During the time between 1877 and 1915, black Americans experiences many social and economic and political difficulties.
Many African Americans supported the program of Booker T. Washington, the most prominent black leader of the late 19th and early 20th century, who counseled them to focus on modest economic goals and to accept temporary social discrimination. Others, led by the African-American intellectual W.E.
B. Du Bois, wanted to challenge segregation through political action. Washington and Du Bois both have valid strategies; Washington believing that blacks could advance themselves faster through hard work than by demands for equal rights, Du Bois declaring that African Americans must speak out constantly against discrimination. During the 1870's, the principle of segregation by race extended into every area of Southern life, from railroads to restaurants, hotels, hospitals and schools.
Any area of life that was not segregated by law was segregated by custom and practice. In 1873 the Supreme Court found that the Fourteenth Amendment (citizenship rights not to be abridged) conferred no new privileges or immunities to protect African Americans from state power. In 1883, furthermore, it ruled that the Fourteenth Amendment did not prevent individuals, as opposed to states, from practicing discrimination.
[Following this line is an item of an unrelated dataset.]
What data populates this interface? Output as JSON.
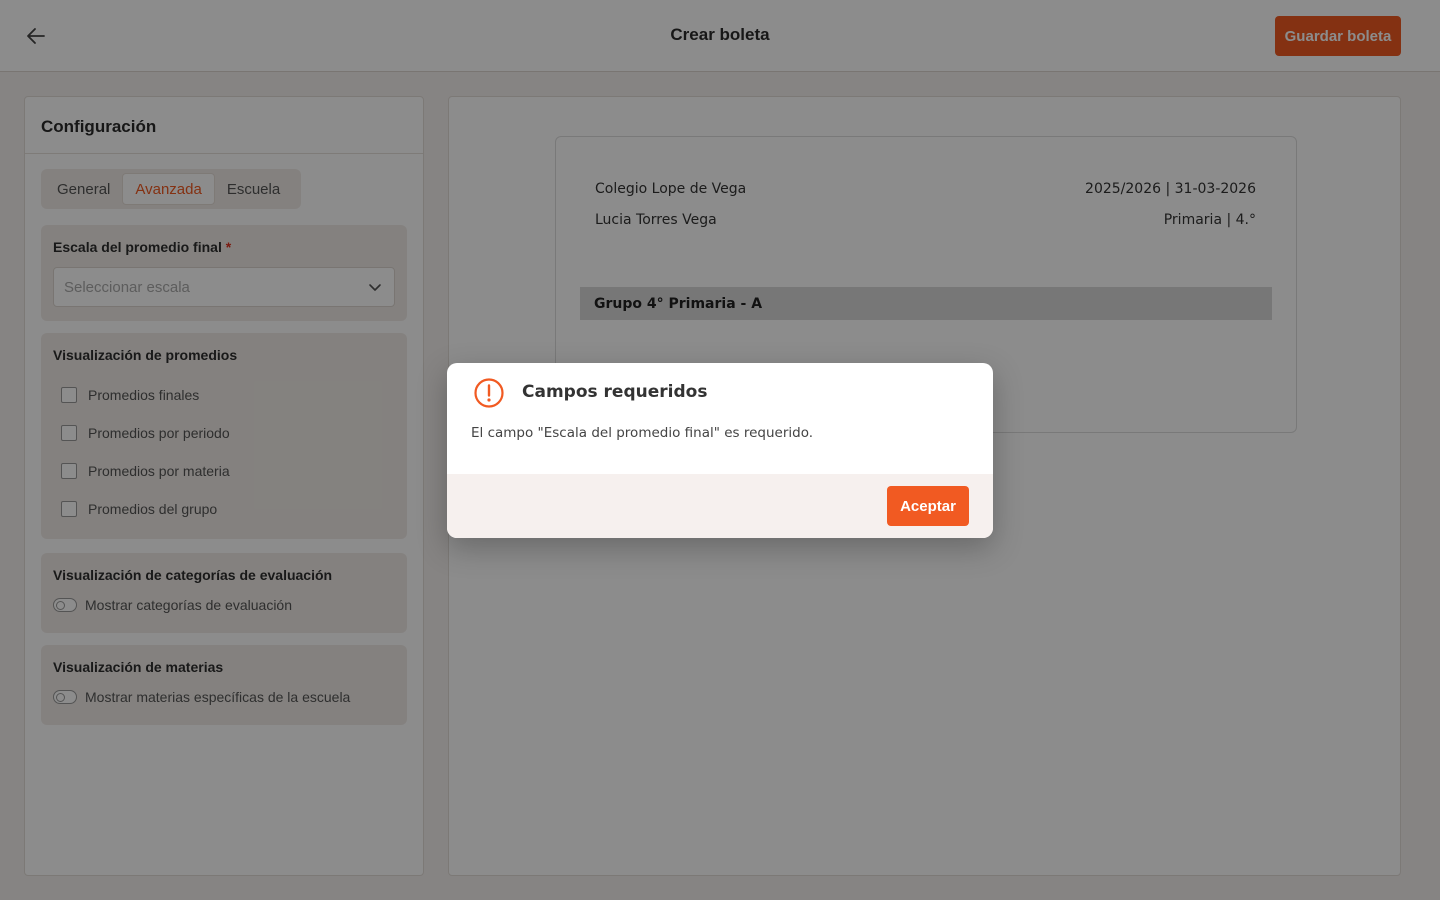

And in Plessy v.
Ferguson (1896) the Court found that “separate but equal” public accommodations for African Americans, such as trains and restaurants, did not violate their rights. Cases such as there brought up new voices advocating civil equality, and the strategies by which they are achieved. One of these voices was that of Booker T. Washington, an educator and the most prominent black leader of his day. He grew up as a slave in Franklin County, Virginia, born to a white slave-holding father and a slave mother.
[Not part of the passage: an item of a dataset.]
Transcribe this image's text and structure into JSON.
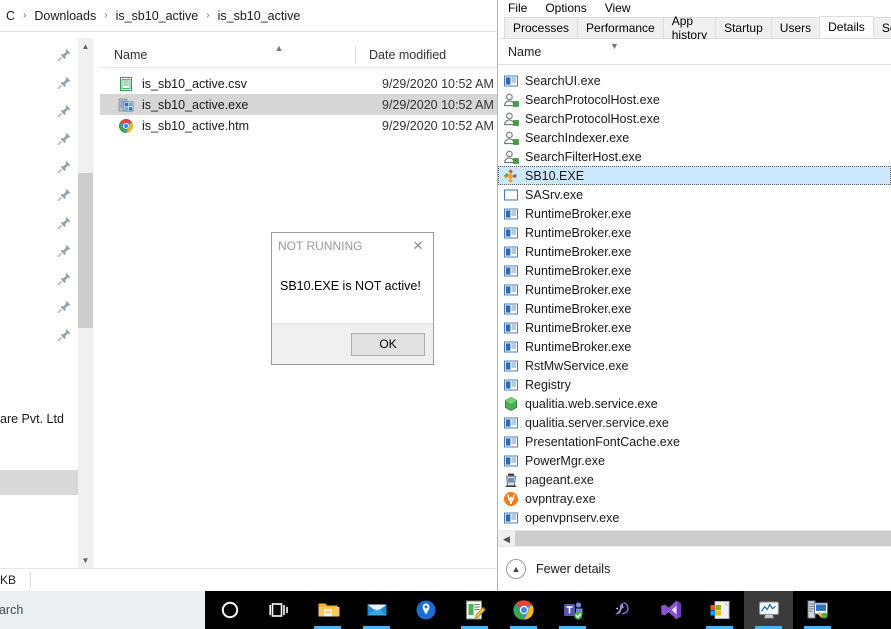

In his famous Atlanta Compromise Address, Booker T. Washington used aphorism "cast down your bucket"…